    This is my own vocal take on Nokia’s problems, which might be interesting for you. Written a couple of weeks back:

  • While I've often agreed with your posts, I'm not so sure about this one. Perhaps you should explain what your definition of 'open' is, because to me Apple seems a lot more closed than Nokia, which has traditionally allowed any applications to be installed on their phones, and for those phones to access any external service they want.

    The problems with Nokia are, to me, more about the baggage of their old OS products (Symbian) and of a very device-led philosophy that hasn't recently been able to innovate in the software and services areas. There is an apparent lack of vision and tight leadership at Nokia. One which would keep the teams tightly together, keep innovation high, and remove cruft from the company.

  • Thanks Kristoffer – unless I'm mistaken it is much easier to publish apps to Apple devices than to Nokia?

    To be fair that is in large part because Nokia chose to play within the rules that operators defined.

    Nokia has other problems too though, as you say, but I think they stem in part from living within a closed ecosystem.

  • Blake

    On the maps issue: Nokia's move to acquire Navteq has created some incredible value for Nokia users, perhaps just not well marketed yet… Nokia Maps are Much more powerful than Google Maps because they are downloadable by region world wide and don't require a data connection, just a sat signal, and offer FREE turn-by-turn guidance anywhere in the world. I recently traveled all around asia and south america and was able to have incredibly detailed maps of almost every place I went, including step by step driving and walking directions, without using any costly DATA connections.

    It is true that the first version of Nokia Maps had some issues, but they have largely been corrected in the new version. You should really play around with the newest version of Nokia Maps, and try it out while traveling, or locally, it offers a complete navigation service – Turn by Turn – with audio guidance. And almost every good Nokia phone comes standard with this service, FREE, for life. That is great value if you ask me. No more need for GPS gadgets in the car, etc.

    In terms of Apps, yes, Symbian suffers massively. Despite being the most common OS in the world with the most number of users (as far as I remember from recent data). Possibly my only complaint about Nokia products is this- the lack of access to applications. Phones as hardware remain some of the highest quality out there.

  • Very interesting, thanks. And I will take another look at maps.

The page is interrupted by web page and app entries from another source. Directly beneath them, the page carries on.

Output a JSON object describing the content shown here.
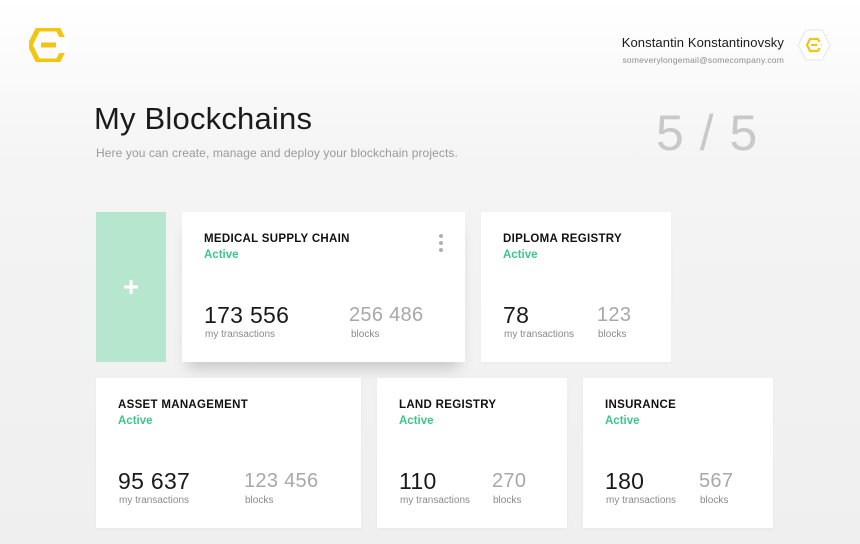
{
  "brand": {
    "accent": "#f2c513",
    "green": "#3ec58a",
    "add_tile_color": "#b7e6cf"
  },
  "user": {
    "name": "Konstantin Konstantinovsky",
    "email": "someverylongemail@somecompany.com"
  },
  "header": {
    "title": "My Blockchains",
    "subtitle": "Here you can create, manage and deploy your blockchain projects.",
    "counter": "5 / 5"
  },
  "add_tile": {
    "icon": "plus-icon",
    "label": "+"
  },
  "cards": [
    {
      "title": "MEDICAL SUPPLY CHAIN",
      "status": "Active",
      "transactions": "173 556",
      "transactions_label": "my transactions",
      "blocks": "256 486",
      "blocks_label": "blocks",
      "menu_icon": "more-vertical-icon"
    },
    {
      "title": "DIPLOMA REGISTRY",
      "status": "Active",
      "transactions": "78",
      "transactions_label": "my transactions",
      "blocks": "123",
      "blocks_label": "blocks"
    },
    {
      "title": "ASSET MANAGEMENT",
      "status": "Active",
      "transactions": "95 637",
      "transactions_label": "my transactions",
      "blocks": "123 456",
      "blocks_label": "blocks"
    },
    {
      "title": "LAND REGISTRY",
      "status": "Active",
      "transactions": "110",
      "transactions_label": "my transactions",
      "blocks": "270",
      "blocks_label": "blocks"
    },
    {
      "title": "INSURANCE",
      "status": "Active",
      "transactions": "180",
      "transactions_label": "my transactions",
      "blocks": "567",
      "blocks_label": "blocks"
    }
  ]
}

    Do you think nokia's heritage as a closed hardware business has
    hindered their app development and attempts to co-operate with third
    party app developers? It seems to me that usability is a common issue
    that might be a function of their background.